Seminars Archive

Thu 16 Jul, at 14:30 - Fermi room

Dilute magnetic oxides and magnetic nanostructures

Roberta Ciprian
Department of Information Engineering, University of Brescia, Brescia, Italy

In the last years, I had the possibility to collaborate with many research groups that gave to me the opportunity to study different systems having properties that can be exploited for the development of new generation of spintronic devices, micro- and nanoactuators as well as biomedical applications. In this talk I will present my most recent results obtained on dilute magnetic oxides and nanoparticles. In dilute magnetic oxides (DMO), magnetic impurities, usually transition metals, are introduced to produce a magnetic ground state. These systems have been extensively investigated and are believed to be fundamental to fabricate spin-based electronic devices. The understanding of DMO physical properties constitutes a challenge as the fundamental mechanism leading to ferromagnetic interaction can be hardly explained. As opposite to standard bulk materials, where usually the most stable configuration can be unequivocally identified, in DMO the inclusion of the dopant can induce stress, disorder, and defects in the system with many possible configurations close in energy. Concerning this topic I will briefly summarized the results obtained for Fe doped ZrO2 that was grown in the form of thin films by means of atomic layers deposition and characterized by XPS, XAS and XMCD. Another interesting scientific subject concern the development of magnetic nanoparticles which can represent an answer to the requirement of miniaturization for next-generation devices. I will show you a few results concerning Ni-Mn-Ga nanodisks and Fe3O4 nanoparticles. Ni-Mn-Ga is a system that belong to the big family of the Heusler alloys, showing both the magnetic shape memory and the magnetocaloric effects. Normally these systems are used in the form of bulk, on the other hand great effort has been done in order to reduce, down to the nanometer scale, their dimensionality while preserving their magneto-structural properties. As for Fe3O4 nanoparticles, they are very interesting in view of their possible biomedical applications, in particular for hyperthermia that represent a non-invasive cure for cancer. In particular, in our work we exploited the Lorentz microscopy for shedding light to the magnetic interactions occurring on the nanoscale length and their effects on the macroscopical properties of the system in view of their application as hyperthermia mediators.
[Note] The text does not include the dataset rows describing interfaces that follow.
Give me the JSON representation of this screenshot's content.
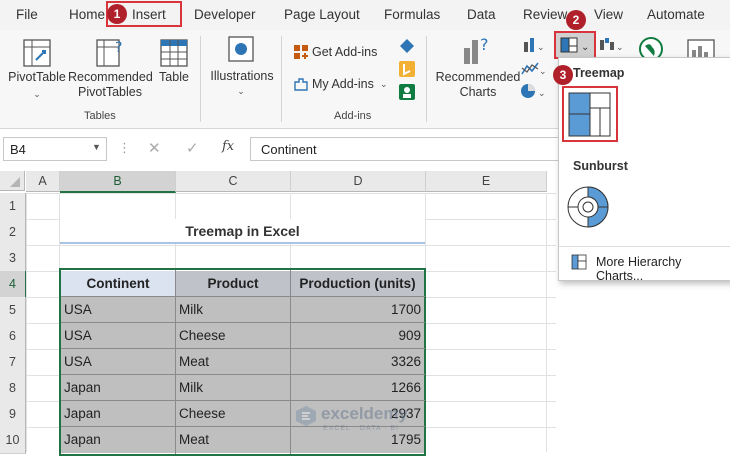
{
  "menu": {
    "tabs": [
      "File",
      "Home",
      "Insert",
      "Developer",
      "Page Layout",
      "Formulas",
      "Data",
      "Review",
      "View",
      "Automate"
    ]
  },
  "ribbon": {
    "pivot_table": "PivotTable",
    "recommended_pivot_1": "Recommended",
    "recommended_pivot_2": "PivotTables",
    "table": "Table",
    "group_tables": "Tables",
    "illustrations": "Illustrations",
    "get_addins": "Get Add-ins",
    "my_addins": "My Add-ins",
    "group_addins": "Add-ins",
    "recommended_charts_1": "Recommended",
    "recommended_charts_2": "Charts"
  },
  "formula_bar": {
    "name_box": "B4",
    "fx": "fx",
    "content": "Continent"
  },
  "grid": {
    "columns": [
      "A",
      "B",
      "C",
      "D",
      "E"
    ],
    "rows": [
      "1",
      "2",
      "3",
      "4",
      "5",
      "6",
      "7",
      "8",
      "9",
      "10"
    ],
    "title": "Treemap in Excel",
    "headers": [
      "Continent",
      "Product",
      "Production (units)"
    ],
    "data": [
      [
        "USA",
        "Milk",
        "1700"
      ],
      [
        "USA",
        "Cheese",
        "909"
      ],
      [
        "USA",
        "Meat",
        "3326"
      ],
      [
        "Japan",
        "Milk",
        "1266"
      ],
      [
        "Japan",
        "Cheese",
        "2937"
      ],
      [
        "Japan",
        "Meat",
        "1795"
      ]
    ]
  },
  "dropdown": {
    "treemap_title": "Treemap",
    "sunburst_title": "Sunburst",
    "more_link": "More Hierarchy Charts..."
  },
  "steps": [
    "1",
    "2",
    "3"
  ],
  "watermark": {
    "brand": "exceldemy",
    "tagline": "EXCEL · DATA · BI"
  },
  "colors": {
    "excel_green": "#217346",
    "highlight_red": "#d9343c",
    "badge_red": "#b0202a",
    "treemap_blue": "#5b9bd5",
    "header_blue": "#dbe3f1"
  }
}
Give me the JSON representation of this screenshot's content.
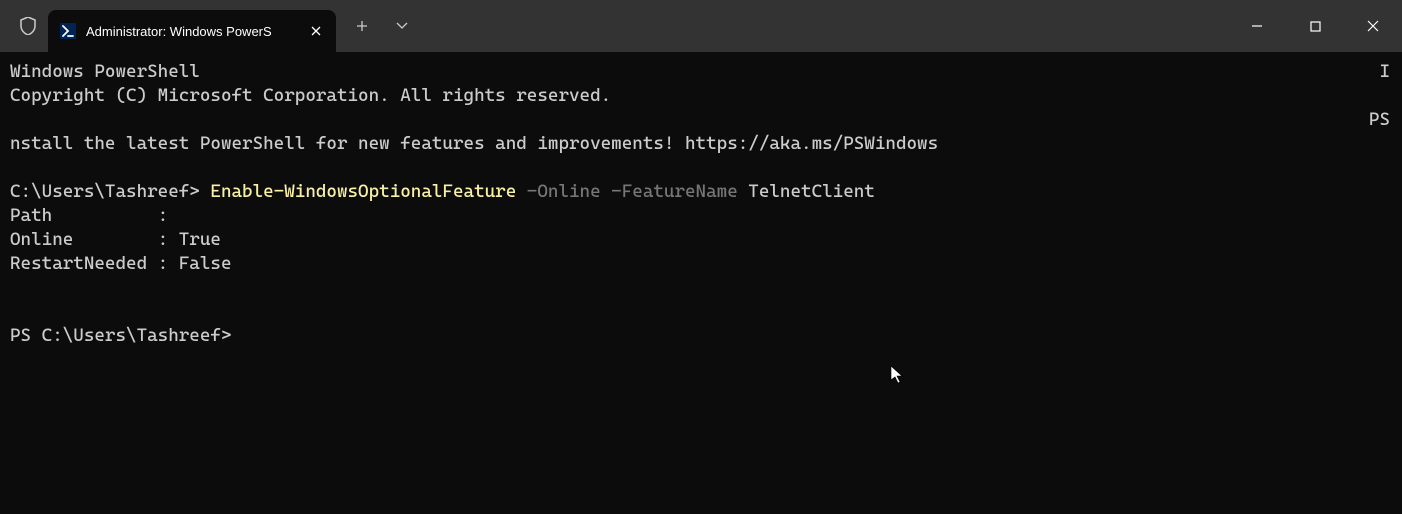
{
  "titlebar": {
    "tab_title": "Administrator: Windows PowerS",
    "add_tab_glyph": "+",
    "dropdown_glyph": "⌄"
  },
  "window_controls": {
    "minimize": "minimize",
    "maximize": "maximize",
    "close": "close"
  },
  "terminal": {
    "line1": "Windows PowerShell",
    "line2": "Copyright (C) Microsoft Corporation. All rights reserved.",
    "blank1": "",
    "line3": "nstall the latest PowerShell for new features and improvements! https://aka.ms/PSWindows",
    "blank2": "",
    "prompt1_prefix": "C:\\Users\\Tashreef> ",
    "cmdlet": "Enable-WindowsOptionalFeature",
    "param1": " -Online",
    "param2": " -FeatureName",
    "arg": " TelnetClient",
    "result_path": "Path          :",
    "result_online": "Online        : True",
    "result_restart": "RestartNeeded : False",
    "blank3": "",
    "blank4": "",
    "prompt2": "PS C:\\Users\\Tashreef>"
  },
  "right_fragments": {
    "line1": "I",
    "line2": "",
    "line3": "PS"
  }
}
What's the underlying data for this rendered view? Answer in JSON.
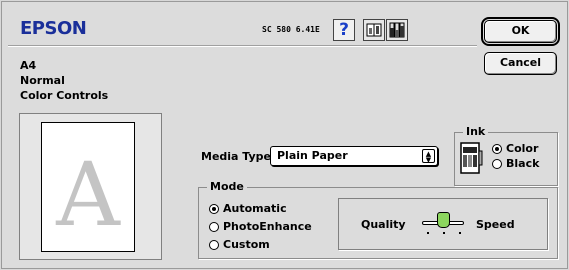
{
  "header": {
    "brand": "EPSON",
    "version": "SC 580 6.41E",
    "help_glyph": "?"
  },
  "buttons": {
    "ok_label": "OK",
    "cancel_label": "Cancel"
  },
  "summary": {
    "paper_size": "A4",
    "quality": "Normal",
    "color_mode": "Color Controls"
  },
  "preview": {
    "letter": "A"
  },
  "media": {
    "label": "Media Type:",
    "selected": "Plain Paper"
  },
  "ink": {
    "title": "Ink",
    "options": [
      "Color",
      "Black"
    ],
    "selected": "Color"
  },
  "mode": {
    "title": "Mode",
    "options": [
      "Automatic",
      "PhotoEnhance",
      "Custom"
    ],
    "selected": "Automatic"
  },
  "quality_speed": {
    "quality_label": "Quality",
    "speed_label": "Speed",
    "level": 0.5
  },
  "colors": {
    "brand": "#1a2f9a",
    "help": "#1a3fc8",
    "slider_thumb": "#8cd65e"
  },
  "icons": [
    "help-icon",
    "utility-icon",
    "ink-levels-icon",
    "ink-cartridge-icon"
  ]
}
(Referer: M. Malvestuto)
Last Updated on Tuesday, 24 April 2012 15:21